Behind the scenes of ‘Dark Room’

I shot the music video for Dark Room with the beautiful and sensual Elsz and a collective of dancers and performers at a theatre space at UNSW. There were costumes selected specifically to glow under our UV light, and plenty of body glitter!

Behind the Scenes of ‘Sick’

Here are some special ‘behind the scenes’ images from the making of my first two films. I have compiled some drawings together to show the breakdown of some sequences into individual stills.

I made the second film Sick for my final subject, Media Arts and Production (or MAP) Project. I wanted to try a different visual style while at the same time still having a very hand-made aesthetic.

I turned my bedroom into a makeshift studio once again. With a scanner, my laptop, textas and hundreds of pages of bleedproof paper, I had everything I needed to get started. When I got sick of sitting on my bed and scribbling, I packed up and went to my favourite local spot, Cafe Ella, and scribbled there instead.

I used a mixture of frame-by-frame animation and After Effects manipulation of my drawn images. The latter method probably shaved off months of potential animation time from my schedule. Even so, several scenes were cut out to ensure I actually had a film to submit by the due date.

An example of the frame-by-frame technique is the magical tree that Marie sees in her dream when she is hypnotised. I drew this in fractured stages on one piece of paper, scanning it every few seconds. Almost all of the limb and eye movements were achieved by plotting a track for the movement of the image in After Effects. I also used the program to create the 3D space from 2D layers – a complicated process when you have so many individual elements to manage.

Some tips for hand drawn/ After Effects animating:

1. Always over-estimate the amount of time you’ll have to wait while sequences render. Perhaps buy a notebook because you’ll have a lot of time to contemplate the meaning of life while you’re waiting.

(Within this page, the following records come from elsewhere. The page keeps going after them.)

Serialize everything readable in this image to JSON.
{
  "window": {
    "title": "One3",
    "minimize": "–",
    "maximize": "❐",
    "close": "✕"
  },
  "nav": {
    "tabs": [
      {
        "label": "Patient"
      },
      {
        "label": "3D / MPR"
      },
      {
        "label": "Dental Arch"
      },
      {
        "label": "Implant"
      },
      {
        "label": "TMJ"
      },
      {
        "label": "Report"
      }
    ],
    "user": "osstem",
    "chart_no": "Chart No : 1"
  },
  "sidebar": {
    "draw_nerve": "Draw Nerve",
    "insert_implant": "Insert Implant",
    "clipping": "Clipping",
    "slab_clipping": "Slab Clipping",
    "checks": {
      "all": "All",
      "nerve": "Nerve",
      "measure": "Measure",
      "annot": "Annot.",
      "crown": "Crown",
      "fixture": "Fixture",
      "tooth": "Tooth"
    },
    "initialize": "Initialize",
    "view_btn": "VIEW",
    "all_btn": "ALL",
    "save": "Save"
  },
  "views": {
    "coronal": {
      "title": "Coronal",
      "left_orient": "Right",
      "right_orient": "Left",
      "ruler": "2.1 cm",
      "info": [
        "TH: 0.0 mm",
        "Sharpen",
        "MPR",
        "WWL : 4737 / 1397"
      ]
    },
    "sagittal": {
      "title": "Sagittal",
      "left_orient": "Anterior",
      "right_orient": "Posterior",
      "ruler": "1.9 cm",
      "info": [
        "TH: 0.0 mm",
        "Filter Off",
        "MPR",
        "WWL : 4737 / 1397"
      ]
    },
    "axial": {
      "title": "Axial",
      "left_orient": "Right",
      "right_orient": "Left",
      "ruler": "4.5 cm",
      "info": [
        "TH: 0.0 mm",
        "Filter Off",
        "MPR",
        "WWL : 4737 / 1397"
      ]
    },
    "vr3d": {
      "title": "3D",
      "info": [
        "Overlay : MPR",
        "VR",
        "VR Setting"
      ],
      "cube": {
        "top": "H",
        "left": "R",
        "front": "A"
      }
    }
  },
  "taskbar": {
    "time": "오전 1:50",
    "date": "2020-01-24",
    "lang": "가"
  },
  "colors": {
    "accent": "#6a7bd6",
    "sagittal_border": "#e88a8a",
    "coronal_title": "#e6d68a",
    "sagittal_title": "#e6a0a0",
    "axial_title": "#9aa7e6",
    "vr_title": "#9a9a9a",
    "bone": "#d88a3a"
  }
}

2.  Watch your sequences back very carefully before you decide they’re finished. You can miss little mistakes on a computer that will be blindingly obvious on a big screen.

3. Try not to get too attached to everything you’ve drawn. Yes it’s beautiful and it took you hours, but if the film is better without it, let it go.

Behind the Scenes of ‘El Visitante’

I shot El Visitante for a subject called Creative Techniques for Shorts at UTS. At the time I was living in a share house in Redfern, in a room severely lacking in walkable floor space. I did however have a balcony, and this became my makeshift studio for several months. I would spend hours on my bed playing with plasticine and wire or collecting cardboard boxes and fashioning them into three-walled sets.

I used very little professional equipment for this film and instead made do with what I could find or buy cheaply.  For example, instead of using wire armatures as the skeletons of the characters, I bought WWE wrestler dolls from K-Mart. Their movement was certainly more rigid and the lady character ended up looking quite masculine but they were a good compromise!

For some design elements in Jack’s bedroom like the curtains and bedspread, I used scraps of fabric leftover from my mum’s patchwork quilting collection. Other materials I bought from two dollars shops, including the tiny mirror balls in the dance scene and the fake flowers for the florist.

I was unsure when we started shooting of the correct movement to photo ratio that would result in a smooth motion look so we did an experiment and it seemed to work out great straight away.

Some points to watch out for with claymation:

1. If you have a cat, be aware that their hair does really get into everything; not just your clothes and your food, but they’ll also stick to your plasticine characters as well. Also note that if you don’t take measures to prevent this, you’ll be too tired to care and remove them later during the shoot.

2. Be aware of the temperature – terrace houses in Sydney can get very hot and your plasticine creations may start to melt when you’re not around.

3. If you can, try and construct your sets above waist height so you can sit in a chair  or stand to work and avoid the inevitable back pain that comes from crouching over sets on the ground.